Georgia: the veto of the ‘law on agents’ is rejected

On 28 May, the Georgian parliament rejected President Salome Zourabichvili’s veto of the law entitled ‘On transparency of foreign influence’, commonly referred to as the ‘law on foreign agents’. 84 MPs representing or supporting the ruling majority voted for this rejection (Georgia’s unicameral parliament has 150 MPs). The law will now be once again referred to the president; if she refuses to sign it again, the speaker of the parliament will do so, and he will also subsequently publish the new legislation. This will happen till mid-June at the latest. After that, the relevant state administration bodies, including the ministry of justice, will need to adopt the relevant executive acts within two months. From this moment onwards the legal persons listed in the law, that is non-governmental organisations and media outlets which in 2023 received more than 20% of their funding from abroad, will be required to register as organisations ‘acting in the interest of a foreign power’. For the time being, it is unclear in what scope and how natural persons who earn their income abroad will also be required to register; the executive acts will contain the provisions to regulate this issue.

The rejection of the veto, similar to the legislative process as a whole, was accompanied by violent street protests which the demonstrators intend to continue. The biggest rally has been planned for Sunday 2 June. In response to the parliament’s rejection of the veto, the High Representative of the European Union for Foreign Affairs and Security Policy Josep Borrell issued a statement on behalf of himself and the European Commission which stated that the EU and its member states were considering all possible variants of a response to these developments. The President of the European Council Charles Michel, for his part, announced that the Georgian issue would be discussed during the next Council meeting. The US Department of State had previously hinted that the coming into effect of the ‘law on agents’ could result in a profound revision of the relationship between the US and Georgia. In addition, it has announced visa restrictions which will apply to individuals responsible for undermining democracy in Georgia, as well as their family members. Representatives of Russia, including Grigory Karasin, former deputy foreign minister who now heads the committee on foreign affairs of Russia’s Federation Council, have expressed their full support for the new law. Karasin said that the Georgian parliament had displayed its tough character and maturity.

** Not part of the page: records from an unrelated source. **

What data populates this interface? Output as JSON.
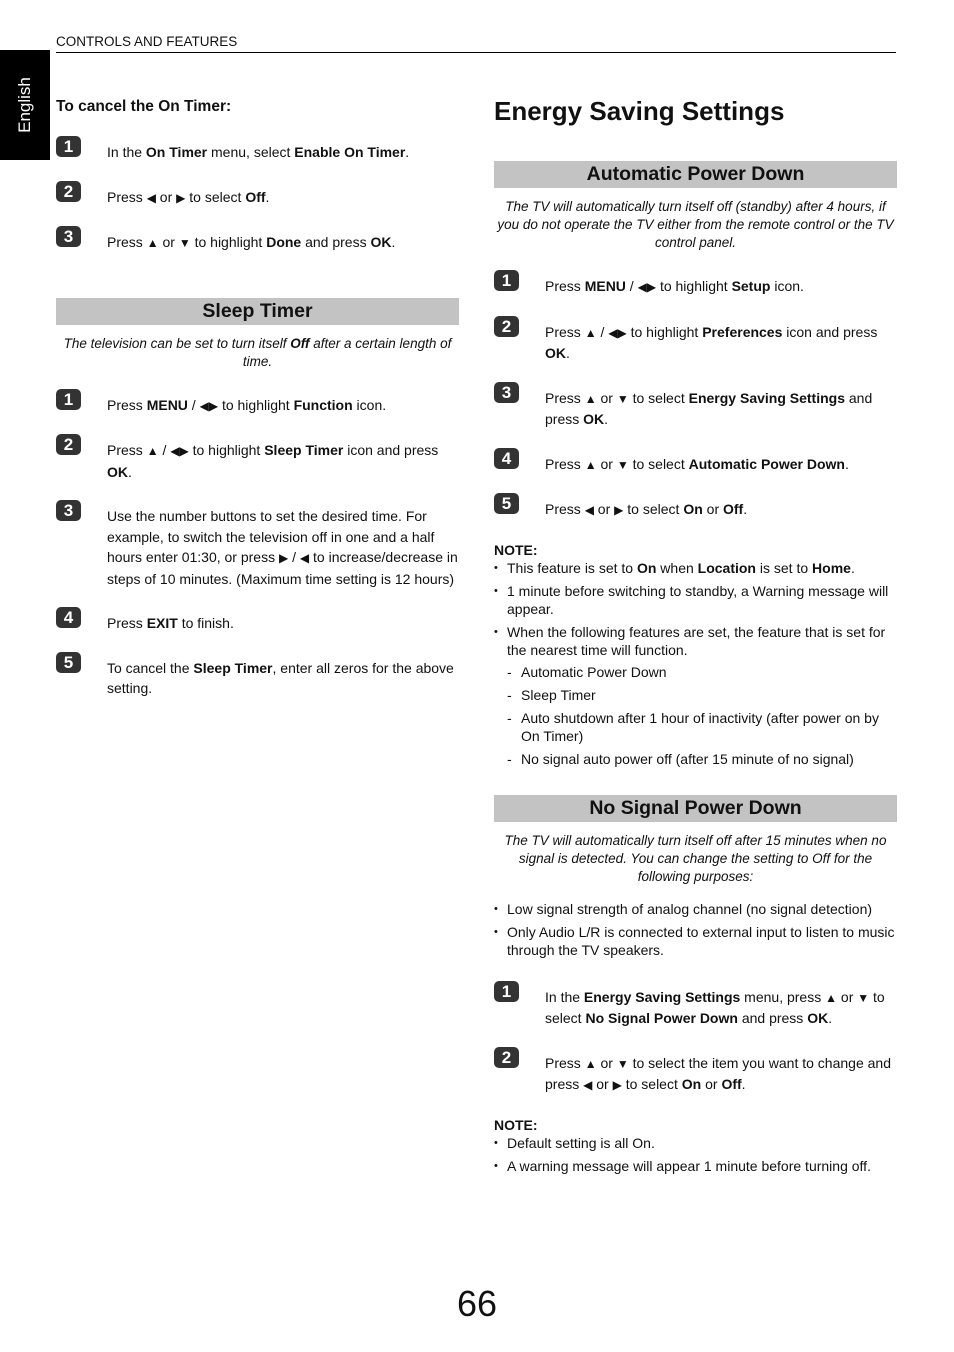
{
  "header": {
    "section": "CONTROLS AND FEATURES",
    "language_tab": "English"
  },
  "left": {
    "cancel_on_timer": {
      "title": "To cancel the On Timer:",
      "steps": [
        {
          "num": "1",
          "parts": [
            [
              "In the ",
              false
            ],
            [
              "On Timer",
              true
            ],
            [
              " menu, select ",
              false
            ],
            [
              "Enable On Timer",
              true
            ],
            [
              ".",
              false
            ]
          ]
        },
        {
          "num": "2",
          "parts": [
            [
              "Press ",
              false
            ],
            [
              "◀",
              "icon"
            ],
            [
              " or ",
              false
            ],
            [
              "▶",
              "icon"
            ],
            [
              " to select ",
              false
            ],
            [
              "Off",
              true
            ],
            [
              ".",
              false
            ]
          ]
        },
        {
          "num": "3",
          "parts": [
            [
              "Press ",
              false
            ],
            [
              "▲",
              "icon"
            ],
            [
              " or ",
              false
            ],
            [
              "▼",
              "icon"
            ],
            [
              " to highlight ",
              false
            ],
            [
              "Done",
              true
            ],
            [
              " and press ",
              false
            ],
            [
              "OK",
              true
            ],
            [
              ".",
              false
            ]
          ]
        }
      ]
    },
    "sleep_timer": {
      "title": "Sleep Timer",
      "intro_parts": [
        [
          "The television can be set to turn itself ",
          false
        ],
        [
          "Off",
          true
        ],
        [
          " after a certain length of time.",
          false
        ]
      ],
      "steps": [
        {
          "num": "1",
          "parts": [
            [
              "Press ",
              false
            ],
            [
              "MENU",
              true
            ],
            [
              " / ",
              false
            ],
            [
              "◀▶",
              "icon"
            ],
            [
              " to highlight ",
              false
            ],
            [
              "Function",
              true
            ],
            [
              " icon.",
              false
            ]
          ]
        },
        {
          "num": "2",
          "parts": [
            [
              "Press ",
              false
            ],
            [
              "▲",
              "icon"
            ],
            [
              " / ",
              false
            ],
            [
              "◀▶",
              "icon"
            ],
            [
              " to highlight ",
              false
            ],
            [
              "Sleep Timer",
              true
            ],
            [
              " icon and press ",
              false
            ],
            [
              "OK",
              true
            ],
            [
              ".",
              false
            ]
          ]
        },
        {
          "num": "3",
          "parts": [
            [
              "Use the number buttons to set the desired time. For example, to switch the television off in one and a half hours enter 01:30, or press ",
              false
            ],
            [
              "▶",
              "icon"
            ],
            [
              " / ",
              false
            ],
            [
              "◀",
              "icon"
            ],
            [
              " to increase/decrease in steps of 10 minutes. (Maximum time setting is 12 hours)",
              false
            ]
          ]
        },
        {
          "num": "4",
          "parts": [
            [
              "Press ",
              false
            ],
            [
              "EXIT",
              true
            ],
            [
              " to finish.",
              false
            ]
          ]
        },
        {
          "num": "5",
          "parts": [
            [
              "To cancel the ",
              false
            ],
            [
              "Sleep Timer",
              true
            ],
            [
              ", enter all zeros for the above setting.",
              false
            ]
          ]
        }
      ]
    }
  },
  "right": {
    "title": "Energy Saving Settings",
    "auto_power_down": {
      "title": "Automatic Power Down",
      "intro": "The TV will automatically turn itself off (standby) after 4 hours, if you do not operate the TV either from the remote control or the TV control panel.",
      "steps": [
        {
          "num": "1",
          "parts": [
            [
              "Press ",
              false
            ],
            [
              "MENU",
              true
            ],
            [
              " / ",
              false
            ],
            [
              "◀▶",
              "icon"
            ],
            [
              " to highlight ",
              false
            ],
            [
              "Setup",
              true
            ],
            [
              " icon.",
              false
            ]
          ]
        },
        {
          "num": "2",
          "parts": [
            [
              "Press ",
              false
            ],
            [
              "▲",
              "icon"
            ],
            [
              " / ",
              false
            ],
            [
              "◀▶",
              "icon"
            ],
            [
              " to highlight ",
              false
            ],
            [
              "Preferences",
              true
            ],
            [
              " icon and press ",
              false
            ],
            [
              "OK",
              true
            ],
            [
              ".",
              false
            ]
          ]
        },
        {
          "num": "3",
          "parts": [
            [
              "Press ",
              false
            ],
            [
              "▲",
              "icon"
            ],
            [
              " or ",
              false
            ],
            [
              "▼",
              "icon"
            ],
            [
              " to select ",
              false
            ],
            [
              "Energy Saving Settings",
              true
            ],
            [
              " and press ",
              false
            ],
            [
              "OK",
              true
            ],
            [
              ".",
              false
            ]
          ]
        },
        {
          "num": "4",
          "parts": [
            [
              "Press ",
              false
            ],
            [
              "▲",
              "icon"
            ],
            [
              " or ",
              false
            ],
            [
              "▼",
              "icon"
            ],
            [
              " to select ",
              false
            ],
            [
              "Automatic Power Down",
              true
            ],
            [
              ".",
              false
            ]
          ]
        },
        {
          "num": "5",
          "parts": [
            [
              "Press ",
              false
            ],
            [
              "◀",
              "icon"
            ],
            [
              " or ",
              false
            ],
            [
              "▶",
              "icon"
            ],
            [
              " to select ",
              false
            ],
            [
              "On",
              true
            ],
            [
              " or ",
              false
            ],
            [
              "Off",
              true
            ],
            [
              ".",
              false
            ]
          ]
        }
      ],
      "note_label": "NOTE:",
      "notes": [
        {
          "parts": [
            [
              "This feature is set to ",
              false
            ],
            [
              "On",
              true
            ],
            [
              " when ",
              false
            ],
            [
              "Location",
              true
            ],
            [
              " is set to ",
              false
            ],
            [
              "Home",
              true
            ],
            [
              ".",
              false
            ]
          ]
        },
        {
          "parts": [
            [
              "1 minute before switching to standby, a Warning message will appear.",
              false
            ]
          ]
        },
        {
          "parts": [
            [
              "When the following features are set, the feature that is set for the nearest time will function.",
              false
            ]
          ],
          "subs": [
            "Automatic Power Down",
            "Sleep Timer",
            "Auto shutdown after 1 hour of inactivity (after power on by On Timer)",
            "No signal auto power off (after 15 minute of no signal)"
          ]
        }
      ]
    },
    "no_signal": {
      "title": "No Signal Power Down",
      "intro": "The TV will automatically turn itself off after 15 minutes when no signal is detected. You can change the setting to Off for the following purposes:",
      "bullets": [
        "Low signal strength of analog channel (no signal detection)",
        "Only Audio L/R is connected to external input to listen to music through the TV speakers."
      ],
      "steps": [
        {
          "num": "1",
          "parts": [
            [
              "In the ",
              false
            ],
            [
              "Energy Saving Settings",
              true
            ],
            [
              " menu, press ",
              false
            ],
            [
              "▲",
              "icon"
            ],
            [
              " or ",
              false
            ],
            [
              "▼",
              "icon"
            ],
            [
              " to select ",
              false
            ],
            [
              "No Signal Power Down",
              true
            ],
            [
              " and press ",
              false
            ],
            [
              "OK",
              true
            ],
            [
              ".",
              false
            ]
          ]
        },
        {
          "num": "2",
          "parts": [
            [
              "Press ",
              false
            ],
            [
              "▲",
              "icon"
            ],
            [
              " or ",
              false
            ],
            [
              "▼",
              "icon"
            ],
            [
              " to select the item you want to change and press ",
              false
            ],
            [
              "◀",
              "icon"
            ],
            [
              " or ",
              false
            ],
            [
              "▶",
              "icon"
            ],
            [
              " to select ",
              false
            ],
            [
              "On",
              true
            ],
            [
              " or ",
              false
            ],
            [
              "Off",
              true
            ],
            [
              ".",
              false
            ]
          ]
        }
      ],
      "note_label": "NOTE:",
      "notes": [
        "Default setting is all On.",
        "A warning message will appear 1 minute before turning off."
      ]
    }
  },
  "page_number": "66"
}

  • The critics of the new laws, both the Georgian citizens who took part in street protests and representatives of Western states & organisations, argue that it will target civil society institutions and may likely fully paralyse the Georgian third sector (as happened in Russia when similar legal solutions had been introduced more than a decade ago). The most serious concerns are linked with the future application of the law to natural persons, especially in the context of the significant amount of sensitive personal details which such people would need to provide during their verification procedure. This issue was highlighted by Georgia’s ombudsman, among others. Fearing the possible consequences, some individuals may cease to cooperate with foreign organisations.
  • In Tbilisi the demonstrations, which have been ongoing since mid-April when the law was brought to parliament, number tens of thousands of individuals daily. The biggest rallies, which are held during weekends, are attended by more than 100,000 protestors (Georgia’s total population is around 3.5 million); symbolic protests are also being organised in other cities. The demonstrations are non-partisan and well networked. So far, they have not produced any visible leadership (such as individual leaders or a committee), although it is clear that a centre for coordination does operate, as it announces its plans for the next day in its posts on closed social media groups. The demonstrations’ dynamics are continuously high, although the beginning of the examination sessions at universities and the upcoming holiday season may contribute to its decline (the rallies are mainly attended by young people, including students). It seems that the ruling Georgian Dream (GD) party is counting on this, hoping that the protests will die down in a natural way.
  • In the present situation, room for manoeuvre is opening for the Georgian president. Zourabichvili, who is in conflict with the government and is strongly opposed to the new law, has at the same positioned herself far from traditional opposition. For example, she has repeatedly refused to pardon the former president Mikheil Saakashvili (the United National Movement he founded is the strongest opposition party). This has boosted her credibility in the eyes of the protestors. Although until recently the president had not been willing to support new political projects or lead them, she increased her activity over recent days and proposed the adoption of the a so-called Georgian Charter, in which the opposition parties would pledge to launch specific legislative initiatives to bring Georgian law closer to the EU legislation once they are elected to parliament. When her veto was rejected, Zourabichvili called for a referendum to be held containing one question: “Are you in favour of a European future or Russian enslavement?”. Previously, she expressed her readiness to give her patronage to the opposition forces in the parliamentary elections planned for 26 October. She does not intend to run in this election (her term will expire in late autumn and the next president will be elected by a college of electors). It seems that the president is the only figure capable of consolidating GD’s main opponents around herself, albeit with certain reservations. This could enable the pro-Western opposition (or at least its main parties) to create a joint list of candidates, something which has never happened in the country’s previous elections. The upcoming elections – unless there is a turning point on the streets of Tbilisi before that – will decide whether Georgia will ultimately abandon its path towards European integration or maintain it.